It is argued that because of these tactics England fans saw their collective relationship with the police as positive. As a consequence they began to see their relationships with the police and with other fans as friendly and saw themselves as antagonistic to those violent fans seeking to disrupt these positive relations. The authors argue that it was this self policing that was critical in preventing major rioting in the match cities. Dr. Stott says, “because of this psychology England fans began to self police and it was this social psychological process that prevented disturbances.”
In contrast, Portugal’s second Police Force the Guarda Nacional Republicana (GNR) which has jurisdiction over Portugal’s small towns including Albufeira employed a different strategy. The GNR did not employ these low profile tactics and were more reliant upon the use of riot police to quell minor incidents. As such when forced to intervene in Albufeira they did so against England fans in general. This had the effect of creating and supporting antagonisms between England fans which in turn supported the influence of hooligans and undermined those England fans who wished to prevent problems.
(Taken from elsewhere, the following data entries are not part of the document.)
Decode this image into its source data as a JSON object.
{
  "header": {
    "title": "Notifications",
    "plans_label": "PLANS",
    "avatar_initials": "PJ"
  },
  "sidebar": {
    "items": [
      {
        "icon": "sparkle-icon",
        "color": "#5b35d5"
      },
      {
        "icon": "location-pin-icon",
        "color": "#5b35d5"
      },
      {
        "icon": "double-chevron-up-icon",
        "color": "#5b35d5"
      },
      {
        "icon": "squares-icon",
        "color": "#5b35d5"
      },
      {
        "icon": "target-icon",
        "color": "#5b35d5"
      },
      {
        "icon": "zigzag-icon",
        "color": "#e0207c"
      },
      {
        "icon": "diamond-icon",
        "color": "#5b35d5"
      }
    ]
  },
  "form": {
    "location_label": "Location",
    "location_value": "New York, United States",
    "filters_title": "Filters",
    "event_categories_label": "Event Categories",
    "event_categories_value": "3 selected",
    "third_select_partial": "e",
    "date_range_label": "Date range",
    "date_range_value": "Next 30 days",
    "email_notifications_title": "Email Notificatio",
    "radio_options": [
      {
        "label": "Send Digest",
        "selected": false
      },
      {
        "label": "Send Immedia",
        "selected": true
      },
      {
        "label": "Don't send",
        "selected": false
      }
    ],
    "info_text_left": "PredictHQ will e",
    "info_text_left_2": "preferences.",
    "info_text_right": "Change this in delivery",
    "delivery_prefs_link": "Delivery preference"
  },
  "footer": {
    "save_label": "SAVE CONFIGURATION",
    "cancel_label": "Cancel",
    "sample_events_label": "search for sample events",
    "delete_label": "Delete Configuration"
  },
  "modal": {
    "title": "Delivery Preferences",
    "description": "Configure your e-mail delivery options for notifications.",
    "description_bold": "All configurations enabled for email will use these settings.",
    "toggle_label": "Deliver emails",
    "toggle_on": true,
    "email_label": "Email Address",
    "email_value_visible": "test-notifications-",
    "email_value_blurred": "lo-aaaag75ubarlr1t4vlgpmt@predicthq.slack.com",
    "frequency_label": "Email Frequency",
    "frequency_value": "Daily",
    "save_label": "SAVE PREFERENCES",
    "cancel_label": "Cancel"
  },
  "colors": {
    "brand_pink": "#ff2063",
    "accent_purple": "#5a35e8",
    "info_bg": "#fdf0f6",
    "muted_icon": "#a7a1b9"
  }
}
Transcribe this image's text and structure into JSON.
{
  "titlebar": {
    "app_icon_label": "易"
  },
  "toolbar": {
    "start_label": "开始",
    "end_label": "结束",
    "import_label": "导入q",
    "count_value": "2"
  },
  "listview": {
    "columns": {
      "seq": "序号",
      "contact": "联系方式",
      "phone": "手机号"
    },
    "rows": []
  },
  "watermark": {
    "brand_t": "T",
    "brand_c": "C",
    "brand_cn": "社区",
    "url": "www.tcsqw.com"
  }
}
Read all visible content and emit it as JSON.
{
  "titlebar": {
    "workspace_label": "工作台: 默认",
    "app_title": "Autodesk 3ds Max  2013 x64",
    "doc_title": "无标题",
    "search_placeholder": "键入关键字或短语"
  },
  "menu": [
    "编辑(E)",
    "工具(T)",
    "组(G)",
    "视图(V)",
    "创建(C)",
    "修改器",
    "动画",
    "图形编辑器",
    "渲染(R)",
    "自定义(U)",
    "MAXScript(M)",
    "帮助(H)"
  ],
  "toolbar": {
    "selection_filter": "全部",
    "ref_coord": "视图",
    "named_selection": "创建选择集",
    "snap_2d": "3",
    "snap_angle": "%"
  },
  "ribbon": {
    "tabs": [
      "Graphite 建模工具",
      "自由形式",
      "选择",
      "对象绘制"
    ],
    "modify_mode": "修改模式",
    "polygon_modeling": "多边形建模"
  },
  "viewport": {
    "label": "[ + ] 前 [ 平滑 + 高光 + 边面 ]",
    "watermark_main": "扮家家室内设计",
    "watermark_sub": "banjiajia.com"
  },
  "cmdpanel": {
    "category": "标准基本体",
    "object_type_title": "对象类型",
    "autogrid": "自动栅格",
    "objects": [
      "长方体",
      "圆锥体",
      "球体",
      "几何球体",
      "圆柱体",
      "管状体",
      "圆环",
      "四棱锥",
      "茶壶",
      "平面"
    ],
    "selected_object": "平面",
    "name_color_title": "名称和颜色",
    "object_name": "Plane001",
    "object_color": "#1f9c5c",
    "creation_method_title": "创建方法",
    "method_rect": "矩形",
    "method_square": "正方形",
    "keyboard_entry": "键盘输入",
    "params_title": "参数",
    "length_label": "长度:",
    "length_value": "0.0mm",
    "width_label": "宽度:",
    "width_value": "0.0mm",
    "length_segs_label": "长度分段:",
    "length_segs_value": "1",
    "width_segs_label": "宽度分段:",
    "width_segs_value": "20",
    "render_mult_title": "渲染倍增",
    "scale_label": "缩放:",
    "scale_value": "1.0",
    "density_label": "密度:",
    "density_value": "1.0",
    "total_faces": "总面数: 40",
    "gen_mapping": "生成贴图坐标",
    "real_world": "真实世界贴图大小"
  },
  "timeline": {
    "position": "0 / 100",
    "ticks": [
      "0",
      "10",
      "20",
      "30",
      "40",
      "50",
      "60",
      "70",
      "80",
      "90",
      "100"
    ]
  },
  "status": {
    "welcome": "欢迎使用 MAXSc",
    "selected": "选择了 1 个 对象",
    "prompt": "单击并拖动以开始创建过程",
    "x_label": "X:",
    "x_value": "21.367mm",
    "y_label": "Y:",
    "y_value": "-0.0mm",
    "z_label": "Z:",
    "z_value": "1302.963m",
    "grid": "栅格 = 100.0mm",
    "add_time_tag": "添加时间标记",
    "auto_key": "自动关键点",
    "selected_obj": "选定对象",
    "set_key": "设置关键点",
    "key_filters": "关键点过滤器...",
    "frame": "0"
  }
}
Dr. Stott says, “the ‘low profile’ policing in Lisbon during Euro2004 appears to have provided a context for a very positive form of England fan identity in match cities. This identity was defined in terms of non violent fandom, positive social relations with the police and similarity with fans of other nations. But perhaps more importantly this psychology was related to ‘self policing’ because England fans wanted to protect this positive situation. In contrast, policing in Albufeira was relatively ‘high profile’ at critical times and resonated with England fans’ previous experiences of ‘indiscriminately violent’ police action. This set in motion a very negative psychology which supported the development of violence.”
The research not only provides evidence of the effectiveness of a ‘low profile’ policing approach but argues for the idea that this type of policing is an effective long term solution.
Dr. Stott states, “What this study does is recognise the way in which the PSP’s low profile approach helped marginalise hooligan behaviour. By maintaining the legitimacy of the police the PSP promoted a situation in which fans began to isolate and marginalise those seeking disorder. Our science shows that it is this kind of positive psychology that is essential to preventing major riots. The findings, of course, have important implications for those planning policing strategies for the World Cup 2006 in June and the European Championships in 2008.”
Polly Young | alfa